◆ **Your instructions**
Copy out the records in full, word for word, without pictures.

◆ **Raw data**
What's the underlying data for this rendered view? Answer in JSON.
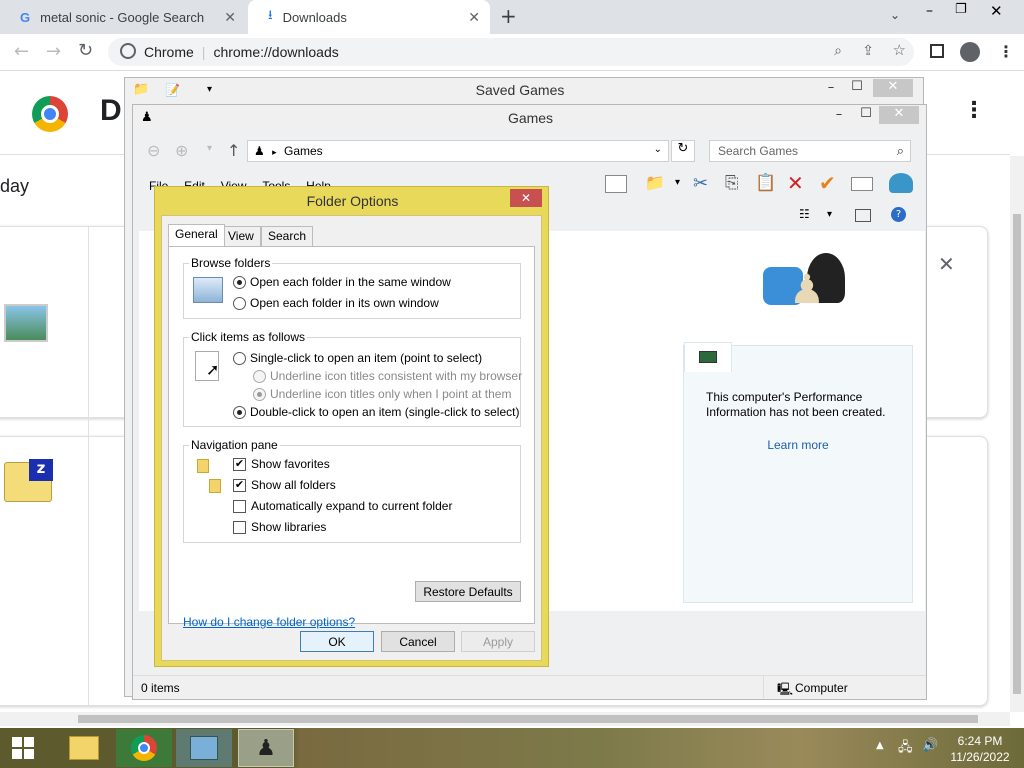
{
  "browser": {
    "tabs": [
      {
        "label": "metal sonic - Google Search"
      },
      {
        "label": "Downloads"
      }
    ],
    "new_tab": "+",
    "omnibox": {
      "site": "Chrome",
      "url": "chrome://downloads"
    }
  },
  "downloads_page": {
    "title_initial": "D",
    "date_fragment": "day",
    "close_glyph": "✕"
  },
  "saved_games_window": {
    "title": "Saved Games"
  },
  "games_window": {
    "title": "Games",
    "breadcrumb": "Games",
    "search_placeholder": "Search Games",
    "menu": [
      "File",
      "Edit",
      "View",
      "Tools",
      "Help"
    ],
    "perf_text": "This computer's Performance Information has not been created.",
    "learn_more": "Learn more",
    "status_items": "0 items",
    "status_location": "Computer"
  },
  "folder_options": {
    "title": "Folder Options",
    "tabs": [
      "General",
      "View",
      "Search"
    ],
    "browse_folders": {
      "label": "Browse folders",
      "options": [
        "Open each folder in the same window",
        "Open each folder in its own window"
      ],
      "selected": 0
    },
    "click_items": {
      "label": "Click items as follows",
      "single": "Single-click to open an item (point to select)",
      "sub": [
        "Underline icon titles consistent with my browser",
        "Underline icon titles only when I point at them"
      ],
      "double": "Double-click to open an item (single-click to select)"
    },
    "nav_pane": {
      "label": "Navigation pane",
      "options": [
        {
          "label": "Show favorites",
          "checked": true
        },
        {
          "label": "Show all folders",
          "checked": true
        },
        {
          "label": "Automatically expand to current folder",
          "checked": false
        },
        {
          "label": "Show libraries",
          "checked": false
        }
      ]
    },
    "restore_defaults": "Restore Defaults",
    "help_link": "How do I change folder options?",
    "ok": "OK",
    "cancel": "Cancel",
    "apply": "Apply"
  },
  "taskbar": {
    "time": "6:24 PM",
    "date": "11/26/2022"
  },
  "colors": {
    "dialog_frame": "#e8d95a",
    "chrome_tabstrip": "#dee1e6",
    "link": "#0066cc",
    "taskbar": "#6b6434"
  }
}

◆ **Response below**
What's the underlying data for this rendered view? Answer in JSON.
{
  "browser": {
    "tabs": [
      {
        "label": "metal sonic - Google Search"
      },
      {
        "label": "Downloads"
      }
    ],
    "new_tab": "+",
    "omnibox": {
      "site": "Chrome",
      "url": "chrome://downloads"
    }
  },
  "downloads_page": {
    "title_initial": "D",
    "date_fragment": "day",
    "close_glyph": "✕"
  },
  "saved_games_window": {
    "title": "Saved Games"
  },
  "games_window": {
    "title": "Games",
    "breadcrumb": "Games",
    "search_placeholder": "Search Games",
    "menu": [
      "File",
      "Edit",
      "View",
      "Tools",
      "Help"
    ],
    "perf_text": "This computer's Performance Information has not been created.",
    "learn_more": "Learn more",
    "status_items": "0 items",
    "status_location": "Computer"
  },
  "folder_options": {
    "title": "Folder Options",
    "tabs": [
      "General",
      "View",
      "Search"
    ],
    "browse_folders": {
      "label": "Browse folders",
      "options": [
        "Open each folder in the same window",
        "Open each folder in its own window"
      ],
      "selected": 0
    },
    "click_items": {
      "label": "Click items as follows",
      "single": "Single-click to open an item (point to select)",
      "sub": [
        "Underline icon titles consistent with my browser",
        "Underline icon titles only when I point at them"
      ],
      "double": "Double-click to open an item (single-click to select)"
    },
    "nav_pane": {
      "label": "Navigation pane",
      "options": [
        {
          "label": "Show favorites",
          "checked": true
        },
        {
          "label": "Show all folders",
          "checked": true
        },
        {
          "label": "Automatically expand to current folder",
          "checked": false
        },
        {
          "label": "Show libraries",
          "checked": false
        }
      ]
    },
    "restore_defaults": "Restore Defaults",
    "help_link": "How do I change folder options?",
    "ok": "OK",
    "cancel": "Cancel",
    "apply": "Apply"
  },
  "taskbar": {
    "time": "6:24 PM",
    "date": "11/26/2022"
  },
  "colors": {
    "dialog_frame": "#e8d95a",
    "chrome_tabstrip": "#dee1e6",
    "link": "#0066cc",
    "taskbar": "#6b6434"
  }
}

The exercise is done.